By: Terry Oparka | C&G Newspapers | Published January 30, 2019

METRO DETROIT — Cold, wet weather and icy streets can kill one’s motivation to stay physically active.

But it doesn’t have to. You just need to move the party indoors.

The Centers for Disease Control and Prevention states that physical activity can reduce the risk of some chronic diseases and can make people feel, function and sleep better.

So don’t hesitate to make some space indoors for an activity you like and will stick with.

Brian Jones, a physical therapist based at HealthQuest Physical Therapy in Pleasant Ridge, said a treadmill or stationary bike can give you a good cardiovascular workout.

He explained that you can incorporate exercise bands, free weights or foam rolls to promote strength and flexibility.

Jones said these items — and a TV, tablet or laptop — can fit into an 8-by-10-foot space, “a corner of a basement, bedroom or office.”

The key, Jones said, is “doing something, some form of activity, for at least 20 minutes continuously, moving from one thing to another, four or five times a week.”

Kevin Wilson and Elizabeth Jones, physical education teachers at Boulan Park Middle School in Troy, said in a joint email that children and adolescents should do 60 minutes or more of physical activity each day.

“Most of the 60 minutes should be moderate- or vigorous-intensity aerobic physical activity,” they stated.

“Include vigorous-intensity physical activity at least three days a week. As part of their 60 or more minutes of daily physical activity, children and adolescents should include muscle-strengthening activities, like climbing, at least three days a week and bone-strengthening activities, like jumping, at least three days a week.
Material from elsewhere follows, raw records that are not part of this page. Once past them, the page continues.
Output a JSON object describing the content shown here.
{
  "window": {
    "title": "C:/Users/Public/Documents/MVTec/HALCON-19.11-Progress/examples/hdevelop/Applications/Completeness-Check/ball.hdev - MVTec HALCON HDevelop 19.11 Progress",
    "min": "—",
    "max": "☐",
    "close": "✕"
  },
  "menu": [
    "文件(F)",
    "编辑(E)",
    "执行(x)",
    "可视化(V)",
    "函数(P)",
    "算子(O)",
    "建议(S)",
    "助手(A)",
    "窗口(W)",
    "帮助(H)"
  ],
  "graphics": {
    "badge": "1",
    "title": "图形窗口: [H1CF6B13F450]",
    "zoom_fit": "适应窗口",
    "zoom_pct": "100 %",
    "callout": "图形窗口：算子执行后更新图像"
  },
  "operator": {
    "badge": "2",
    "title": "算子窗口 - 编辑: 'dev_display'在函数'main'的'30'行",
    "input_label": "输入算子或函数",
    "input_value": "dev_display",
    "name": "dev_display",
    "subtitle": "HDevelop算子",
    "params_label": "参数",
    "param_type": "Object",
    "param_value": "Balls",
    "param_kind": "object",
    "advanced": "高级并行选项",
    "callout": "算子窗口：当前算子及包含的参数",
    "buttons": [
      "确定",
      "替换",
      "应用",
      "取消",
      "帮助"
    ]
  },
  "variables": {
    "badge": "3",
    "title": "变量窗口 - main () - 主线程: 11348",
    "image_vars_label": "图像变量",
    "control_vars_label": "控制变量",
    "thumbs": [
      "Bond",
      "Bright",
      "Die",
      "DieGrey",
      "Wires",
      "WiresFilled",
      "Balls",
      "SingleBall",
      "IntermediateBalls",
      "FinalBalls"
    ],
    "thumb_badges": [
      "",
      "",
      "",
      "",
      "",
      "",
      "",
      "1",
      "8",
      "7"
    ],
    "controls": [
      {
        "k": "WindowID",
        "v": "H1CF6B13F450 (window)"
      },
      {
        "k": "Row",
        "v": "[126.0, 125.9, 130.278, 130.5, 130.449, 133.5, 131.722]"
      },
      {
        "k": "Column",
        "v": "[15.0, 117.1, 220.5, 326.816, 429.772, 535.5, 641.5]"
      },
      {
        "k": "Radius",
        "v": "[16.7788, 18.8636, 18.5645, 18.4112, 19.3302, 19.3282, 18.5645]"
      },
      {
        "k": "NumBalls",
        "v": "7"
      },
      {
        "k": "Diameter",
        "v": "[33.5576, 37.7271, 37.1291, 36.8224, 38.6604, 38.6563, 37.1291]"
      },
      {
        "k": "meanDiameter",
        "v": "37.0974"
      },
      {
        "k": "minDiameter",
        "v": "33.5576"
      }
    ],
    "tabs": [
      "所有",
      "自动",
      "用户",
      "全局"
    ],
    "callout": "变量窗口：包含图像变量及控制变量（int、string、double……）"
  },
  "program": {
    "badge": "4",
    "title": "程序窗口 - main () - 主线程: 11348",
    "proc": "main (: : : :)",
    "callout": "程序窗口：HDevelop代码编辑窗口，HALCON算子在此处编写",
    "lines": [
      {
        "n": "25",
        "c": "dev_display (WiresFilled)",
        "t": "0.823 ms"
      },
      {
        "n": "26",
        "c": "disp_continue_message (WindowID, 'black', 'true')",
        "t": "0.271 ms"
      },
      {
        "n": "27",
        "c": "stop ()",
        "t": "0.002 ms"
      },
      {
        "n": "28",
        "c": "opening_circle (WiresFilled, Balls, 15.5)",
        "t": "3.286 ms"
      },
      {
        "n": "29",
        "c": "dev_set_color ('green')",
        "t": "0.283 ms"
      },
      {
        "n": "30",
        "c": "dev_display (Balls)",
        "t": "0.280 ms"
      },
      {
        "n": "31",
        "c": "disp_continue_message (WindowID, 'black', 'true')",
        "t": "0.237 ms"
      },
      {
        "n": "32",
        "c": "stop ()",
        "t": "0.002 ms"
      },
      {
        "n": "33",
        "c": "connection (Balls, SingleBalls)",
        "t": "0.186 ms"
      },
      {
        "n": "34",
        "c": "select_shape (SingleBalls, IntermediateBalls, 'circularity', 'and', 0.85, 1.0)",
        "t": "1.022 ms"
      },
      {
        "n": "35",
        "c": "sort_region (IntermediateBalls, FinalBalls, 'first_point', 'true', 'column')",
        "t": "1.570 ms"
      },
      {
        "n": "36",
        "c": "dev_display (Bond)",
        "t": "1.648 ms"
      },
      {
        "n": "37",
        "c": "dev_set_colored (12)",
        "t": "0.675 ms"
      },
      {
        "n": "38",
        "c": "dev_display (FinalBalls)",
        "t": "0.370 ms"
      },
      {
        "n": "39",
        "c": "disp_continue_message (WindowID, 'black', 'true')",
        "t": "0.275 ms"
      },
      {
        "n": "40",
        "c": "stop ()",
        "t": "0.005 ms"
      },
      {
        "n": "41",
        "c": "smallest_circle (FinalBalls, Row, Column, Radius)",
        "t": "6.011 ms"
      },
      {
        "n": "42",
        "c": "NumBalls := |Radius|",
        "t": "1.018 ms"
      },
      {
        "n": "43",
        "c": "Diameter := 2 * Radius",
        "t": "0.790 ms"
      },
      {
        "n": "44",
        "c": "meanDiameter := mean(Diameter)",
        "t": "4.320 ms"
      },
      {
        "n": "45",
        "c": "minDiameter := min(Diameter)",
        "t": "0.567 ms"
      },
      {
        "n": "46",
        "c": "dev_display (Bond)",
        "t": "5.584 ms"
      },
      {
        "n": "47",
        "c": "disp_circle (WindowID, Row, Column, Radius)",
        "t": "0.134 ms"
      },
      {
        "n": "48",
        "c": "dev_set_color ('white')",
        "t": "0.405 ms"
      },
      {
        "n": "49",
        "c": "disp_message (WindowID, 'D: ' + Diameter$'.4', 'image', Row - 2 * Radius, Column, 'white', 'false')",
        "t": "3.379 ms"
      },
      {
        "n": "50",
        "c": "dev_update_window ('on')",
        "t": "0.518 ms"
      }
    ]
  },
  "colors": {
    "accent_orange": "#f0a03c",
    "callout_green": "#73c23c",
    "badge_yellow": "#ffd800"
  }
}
Children and adolescents are often active in short bursts of time rather than for sustained periods of time, and these short bursts can add up to meet physical activity needs. Physical activities for children and adolescents should be developmentally appropriate, fun and offer variety.”

To help keep it interesting, make your exercise space in front of a television.

“We encourage kids to do easy exercises while they are watching TV or during
commercials (e.g. planks, pushups, situps, yoga stretches, squat thrusts, etc.). They all have iPads, so they have access to YouTube, which has many different workout videos that they can follow along. We recommend they have a partner, so it doesn’t seem so tedious. The key is to get started and maintain the regimen on a daily/weekly basis. Keep a journal and track your results,” they said in the email.

Wilson and Jones recommended a set of resistance bands, such as UPOWEX, priced at about $23, and these free workout apps: Pocket Yoga, Sworkit, 7-Minute Workout for Kids, Johnson & Johnson Official 7 Minute Workout App, JEFIT and Workout Trainer.

Debbie Corey, an associate broker with Real Living Kee Realty, said that exercise space in a home doesn’t decrease the resale value, as long as you don’t do anything to convert the room from a normal function.

“For example, you don’t want to get rid of a closet in a bedroom or remove a door,” she said.

Nancy Robinson, a Realtor for Century 21, said that a home she recently sold featured a high-tech exercise bike wired to the internet to allow the cyclist to virtually ride with others all over the world.

“The house sold in the first couple of days,” she said.

Robinson said she’s seen exercise spaces in finished basements and in an insulated but unheated garage in Birmingham, where the home was a smaller ranch.

“They (two fitness enthusiasts) said they didn’t need to heat it,” she said.

“I think we’re seeing it (home exercise space in homes) more and more,” she added.